With Zardari out of the Aiwan-e-Sadr—Islamabad’s equivalent of the White House—the new Pakistani government will likely try to assert civil leadership over key elements of the government, particularly the army and judiciary. Whether such a feat can actually be accomplished by the government remains to be seen. The army may at least have a more positive working relationship with a new government, while the judiciary will be expected to continue its upward power trajectory, keeping a close check on influential figures within the country.
Q3: What implications does the prime minister’s dismissal have for the United States?
A3: In the near term, this crisis is unlikely to detract significantly from Pakistani counterterrorism efforts in the region, an issue of vital importance to the United States. The Pakistani military has been working to address the security threat posed by militants without much government involvement, and the premiership crisis does not affect operations on the counterterrorism front.
However, as Pakistan deals with its political crisis, discussions with the United States over the issue of reopening NATO supply routes through Pakistan and tackling the Haqqani network will likely become a secondary priority. Even with the appointment of Prime Minister Ashraf, it is unlikely that there will be much of a change in the rhetoric and actions of the Pakistani government, especially as the PPP scrambles to cobble together a campaign strategy for February 2013. While the United States will likely be forced to accept a lack of progress on issues in the region in the short term, it must rapidly prepare for the next coalition of Pakistani parties to rule the country.
Wisely, the United States has thus far kept a low profile as events have unfolded in Pakistan, not declaring too loudly in favor of one side or another. In this situation, continuing to work through established back channels of diplomacy presents the United States with a better chance to build a working relationship with whomever next sits at the helm of the Pakistani government than do public statements or posturing. Of note, a post-PPP government in Pakistan will likely result in a shift even further away from a security-focused relationship with the United States, allowing both countries some space to reconfigure what has been a largely transactional alliance.
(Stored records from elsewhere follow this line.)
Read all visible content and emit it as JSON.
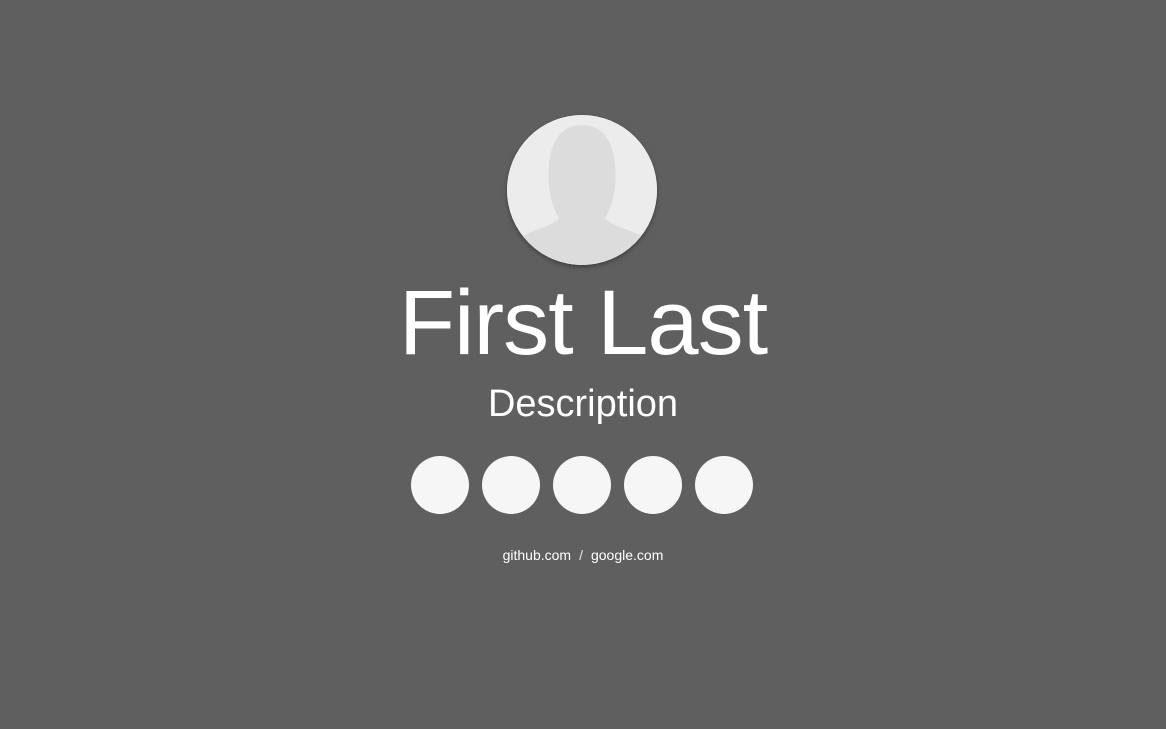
{
  "profile": {
    "name": "First Last",
    "description": "Description"
  },
  "social": {
    "buttons": [
      {
        "icon": "social-icon-1"
      },
      {
        "icon": "social-icon-2"
      },
      {
        "icon": "social-icon-3"
      },
      {
        "icon": "social-icon-4"
      },
      {
        "icon": "social-icon-5"
      }
    ]
  },
  "footer": {
    "links": [
      "github.com",
      "google.com"
    ],
    "separator": "/"
  },
  "colors": {
    "background": "#5f5f5f",
    "avatar_bg": "#ececec",
    "avatar_silhouette": "#dcdcdc",
    "button": "#f6f6f6",
    "text": "#ffffff"
  }
}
The United States has a checkered record of supporting civilian leadership in Pakistan, with a historic preference for dealing directly with the powerful military establishment. The U.S. government now has the opportunity to reframe its relationship with Pakistan by maintaining an open channel of communication with the Pakistani government regarding a variety of issues, by working through the civilian leadership rather than through a direct channel with the military. How the United States manages its relationship with the civil and military institutions at this time of transition will factor significantly into what kind of an alliance it builds with a new Pakistani government in 2013.
Rick “Ozzie” Nelson is director of the Homeland Security and Counterterrorism Program at the Center for Strategic and International Studies (CSIS) in Washington, D.C. Hijab Shah is a research assistant with the CSIS Abshire-Inamori Leadership Academy.
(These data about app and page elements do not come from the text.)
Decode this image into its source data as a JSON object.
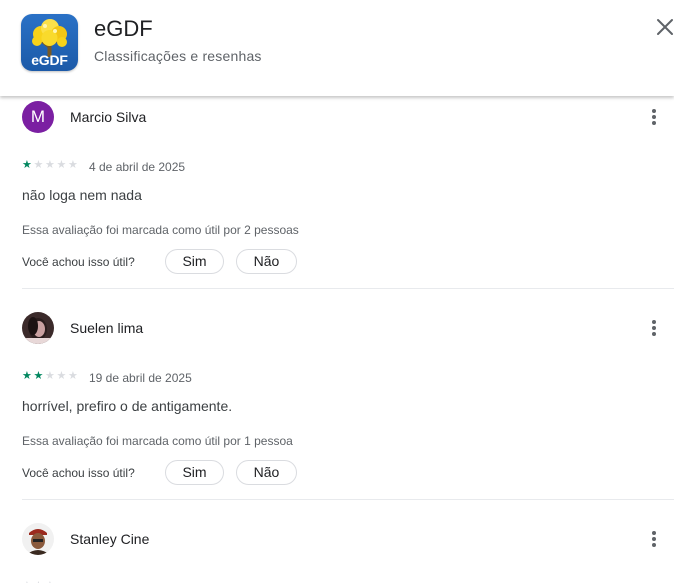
{
  "app": {
    "name": "eGDF",
    "icon_text": "eGDF",
    "subtitle": "Classificações e resenhas"
  },
  "reviews": [
    {
      "author": "Marcio Silva",
      "avatar_letter": "M",
      "rating": 1,
      "max_rating": 5,
      "date": "4 de abril de 2025",
      "text": "não loga nem nada",
      "helpful_count_text": "Essa avaliação foi marcada como útil por 2 pessoas",
      "helpful_question": "Você achou isso útil?",
      "yes_label": "Sim",
      "no_label": "Não"
    },
    {
      "author": "Suelen lima",
      "rating": 2,
      "max_rating": 5,
      "date": "19 de abril de 2025",
      "text": "horrível, prefiro o de antigamente.",
      "helpful_count_text": "Essa avaliação foi marcada como útil por 1 pessoa",
      "helpful_question": "Você achou isso útil?",
      "yes_label": "Sim",
      "no_label": "Não"
    },
    {
      "author": "Stanley Cine"
    }
  ],
  "colors": {
    "star_filled": "#01875f",
    "star_empty": "#dadce0",
    "avatar_letter_bg": "#7b1fa2",
    "app_icon_bg": "#1f62b5"
  },
  "icons": {
    "close": "close-icon",
    "more": "more-vert-icon",
    "star": "star-icon"
  }
}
Critical Questions is produced by the Center for Strategic and International Studies (CSIS), a private, tax-exempt institution focusing on international public policy issues. Its research is nonpartisan and nonproprietary. CSIS does not take specific policy positions. Accordingly, all views, positions, and conclusions expressed in this publication should be understood to be solely those of the author(s).
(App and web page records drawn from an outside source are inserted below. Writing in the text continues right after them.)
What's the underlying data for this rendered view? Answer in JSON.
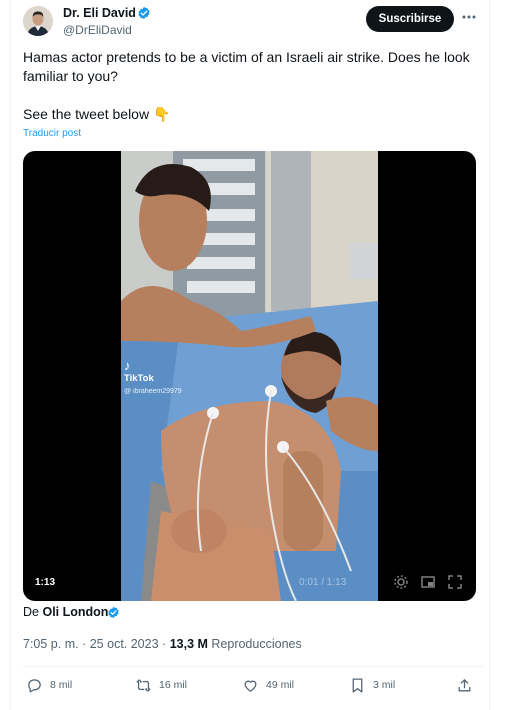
{
  "author": {
    "name": "Dr. Eli David",
    "handle": "@DrEliDavid"
  },
  "subscribe_label": "Suscribirse",
  "tweet": {
    "line1": "Hamas actor pretends to be a victim of an Israeli air strike. Does he look familiar to you?",
    "line2": "See the tweet below 👇"
  },
  "translate_label": "Traducir post",
  "video": {
    "duration": "1:13",
    "watermark_app": "TikTok",
    "watermark_user": "@ ibraheem29979",
    "current_time": "0:01 / 1:13"
  },
  "source": {
    "prefix": "De",
    "name": "Oli London"
  },
  "meta": {
    "time": "7:05 p. m.",
    "separator": "·",
    "date": "25 oct. 2023",
    "views_count": "13,3 M",
    "views_label": "Reproducciones"
  },
  "actions": {
    "replies": "8 mil",
    "reposts": "16 mil",
    "likes": "49 mil",
    "bookmarks": "3 mil"
  },
  "colors": {
    "accent": "#1d9bf0",
    "text": "#0f1419",
    "muted": "#536471"
  }
}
© 2012 by the Center for Strategic and International Studies. All rights reserved.